The Politics of Leave

Brexit is nowhere near being over. Regardless of whether a deal is concluded between the UK and EU, the process of disentangling the two will be felt for decades to come. Mostly, in the British Isles.

London knows its place. March for Europe, July 2016.

One can only begin to catalogue the consequences: Ideological, political. Cultural, economic. Legal and criminal, even. We could go on. The process will go on indefinitely. And then some. It’s that complicated.

Most obvious remains the status of the country’s borders. No longer tied to those of the European Union, the very union is up for grabs. Will Ireland reunify? Will Scotland become independent? Could London become its own city-state?

The first two, more likely. That latter, of course, is a pipe dream. But not without legs, as a Singapore-cum-Hong Kong profile is something that the City has aspired to for years. That is, assuming the rest of the country would go along for the ride.

In this interview, The Battleground‘s London correspondent and Losing Europe curator Josh White talks with editor Joel Schalit about what he thinks has driven Brexit and where the process is headed.

Whether it’s libertarianism or Lexit, as usual, White is at the top of his game.

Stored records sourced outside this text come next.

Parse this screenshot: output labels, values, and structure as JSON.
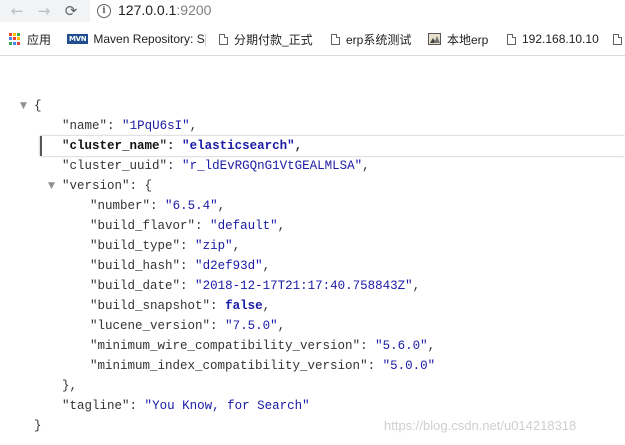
{
  "browser": {
    "back_icon": "back-arrow-icon",
    "forward_icon": "forward-arrow-icon",
    "reload_icon": "reload-icon",
    "info_icon": "info-icon",
    "url_host": "127.0.0.1",
    "url_port": ":9200"
  },
  "bookmarks": [
    {
      "label": "应用",
      "icon": "apps-grid-icon"
    },
    {
      "label": "Maven Repository: S",
      "icon": "mvn-icon"
    },
    {
      "label": "分期付款_正式",
      "icon": "page-icon"
    },
    {
      "label": "erp系统测试",
      "icon": "page-icon"
    },
    {
      "label": "本地erp",
      "icon": "image-icon"
    },
    {
      "label": "192.168.10.10",
      "icon": "page-icon"
    }
  ],
  "json": {
    "open_brace": "{",
    "close_brace": "}",
    "name": {
      "key": "name",
      "value": "1PqU6sI"
    },
    "cluster_name": {
      "key": "cluster_name",
      "value": "elasticsearch"
    },
    "cluster_uuid": {
      "key": "cluster_uuid",
      "value": "r_ldEvRGQnG1VtGEALMLSA"
    },
    "version_key": "version",
    "version": {
      "number": {
        "key": "number",
        "value": "6.5.4"
      },
      "build_flavor": {
        "key": "build_flavor",
        "value": "default"
      },
      "build_type": {
        "key": "build_type",
        "value": "zip"
      },
      "build_hash": {
        "key": "build_hash",
        "value": "d2ef93d"
      },
      "build_date": {
        "key": "build_date",
        "value": "2018-12-17T21:17:40.758843Z"
      },
      "build_snapshot": {
        "key": "build_snapshot",
        "value": "false"
      },
      "lucene_version": {
        "key": "lucene_version",
        "value": "7.5.0"
      },
      "minimum_wire_compatibility_version": {
        "key": "minimum_wire_compatibility_version",
        "value": "5.6.0"
      },
      "minimum_index_compatibility_version": {
        "key": "minimum_index_compatibility_version",
        "value": "5.0.0"
      }
    },
    "tagline": {
      "key": "tagline",
      "value": "You Know, for Search"
    }
  },
  "watermark": "https://blog.csdn.net/u014218318",
  "colors": {
    "string": "#1a1aa6",
    "key": "#333333",
    "toggle": "#909090"
  }
}
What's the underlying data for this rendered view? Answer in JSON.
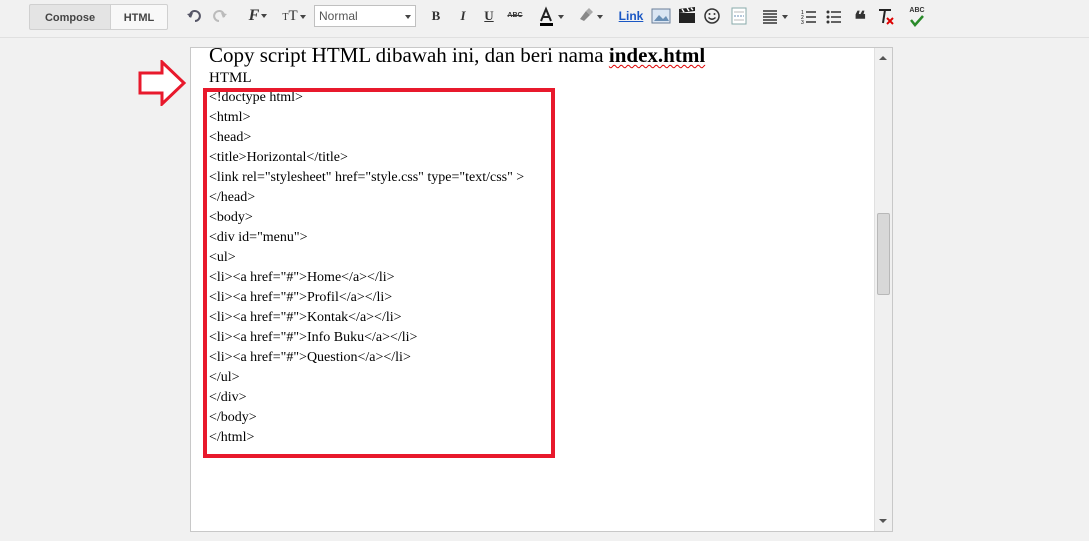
{
  "toolbar": {
    "compose_label": "Compose",
    "html_label": "HTML",
    "font_select_value": "Normal",
    "link_label": "Link",
    "spell_label": "ABC",
    "colors": {
      "link": "#1a57c4",
      "spellcheck": "#2a8a2a"
    }
  },
  "editor": {
    "heading_prefix": "Copy script HTML dibawah ini, dan beri nama ",
    "heading_bold": "index.html",
    "subheading": "HTML",
    "code_lines": [
      "<!doctype html>",
      "<html>",
      "<head>",
      "<title>Horizontal</title>",
      "<link rel=\"stylesheet\" href=\"style.css\" type=\"text/css\" >",
      "</head>",
      "<body>",
      "<div id=\"menu\">",
      "<ul>",
      "<li><a href=\"#\">Home</a></li>",
      "<li><a href=\"#\">Profil</a></li>",
      "<li><a href=\"#\">Kontak</a></li>",
      "<li><a href=\"#\">Info Buku</a></li>",
      "<li><a href=\"#\">Question</a></li>",
      "</ul>",
      "</div>",
      "</body>",
      "</html>"
    ],
    "annotation_color": "#e8192c"
  }
}
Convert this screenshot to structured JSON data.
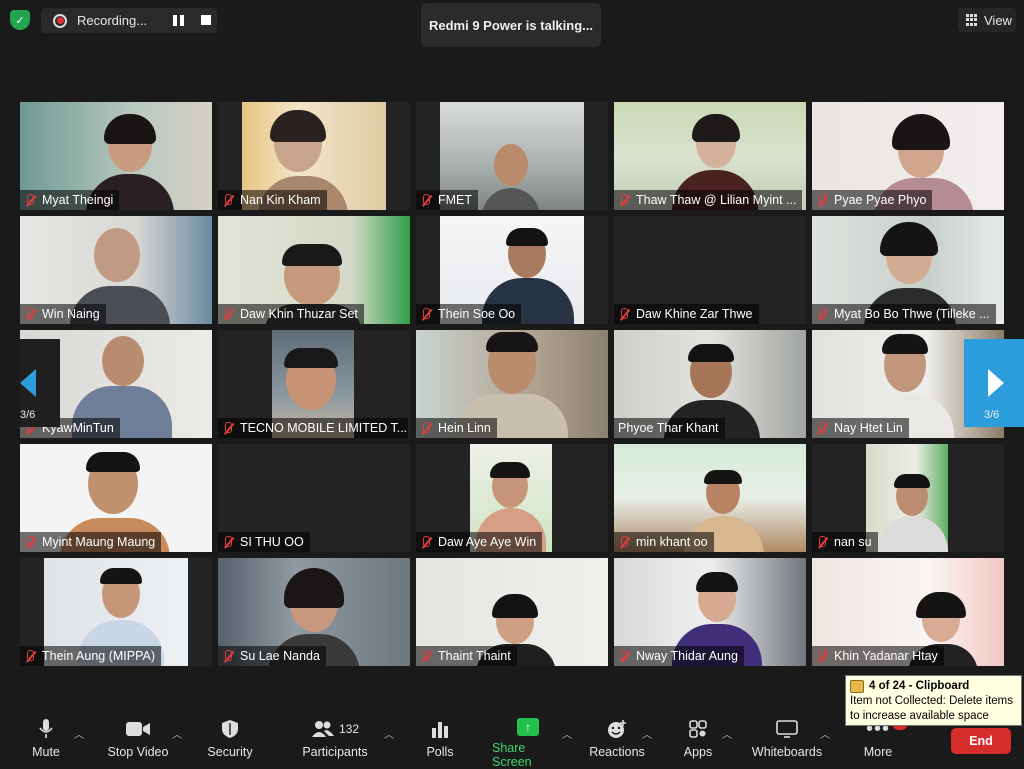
{
  "top": {
    "recording_label": "Recording...",
    "talking": "Redmi 9 Power is talking...",
    "view_label": "View"
  },
  "participants": [
    {
      "name": "Myat Theingi"
    },
    {
      "name": "Nan Kin Kham"
    },
    {
      "name": "FMET"
    },
    {
      "name": "Thaw Thaw @ Lilian Myint ..."
    },
    {
      "name": "Pyae Pyae Phyo"
    },
    {
      "name": "Win Naing"
    },
    {
      "name": "Daw Khin Thuzar Set"
    },
    {
      "name": "Thein Soe Oo"
    },
    {
      "name": "Daw Khine Zar Thwe"
    },
    {
      "name": "Myat Bo Bo Thwe (Tilleke ..."
    },
    {
      "name": "KyawMinTun"
    },
    {
      "name": "TECNO MOBILE LIMITED T..."
    },
    {
      "name": "Hein Linn"
    },
    {
      "name": "Phyoe Thar Khant"
    },
    {
      "name": "Nay Htet Lin"
    },
    {
      "name": "Myint Maung Maung"
    },
    {
      "name": "SI THU OO"
    },
    {
      "name": "Daw Aye Aye Win"
    },
    {
      "name": "min khant oo"
    },
    {
      "name": "nan su"
    },
    {
      "name": "Thein  Aung (MIPPA)"
    },
    {
      "name": "Su Lae Nanda"
    },
    {
      "name": "Thaint Thaint"
    },
    {
      "name": "Nway Thidar Aung"
    },
    {
      "name": "Khin Yadanar Htay"
    }
  ],
  "nav": {
    "left_page": "3/6",
    "right_page": "3/6"
  },
  "toolbar": {
    "mute": "Mute",
    "stop_video": "Stop Video",
    "security": "Security",
    "participants": "Participants",
    "participants_count": "132",
    "polls": "Polls",
    "share_screen": "Share Screen",
    "reactions": "Reactions",
    "apps": "Apps",
    "whiteboards": "Whiteboards",
    "more": "More",
    "end": "End"
  },
  "tooltip": {
    "title": "4 of 24 - Clipboard",
    "line1": "Item not Collected: Delete items",
    "line2": "to increase available space"
  },
  "colors": {
    "accent": "#2a9dda",
    "share": "#23c050",
    "end": "#d72c2c",
    "muted_mic": "#e03e3e"
  }
}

Photograph courtesy of Duncan C. Published under a Creative Commons license.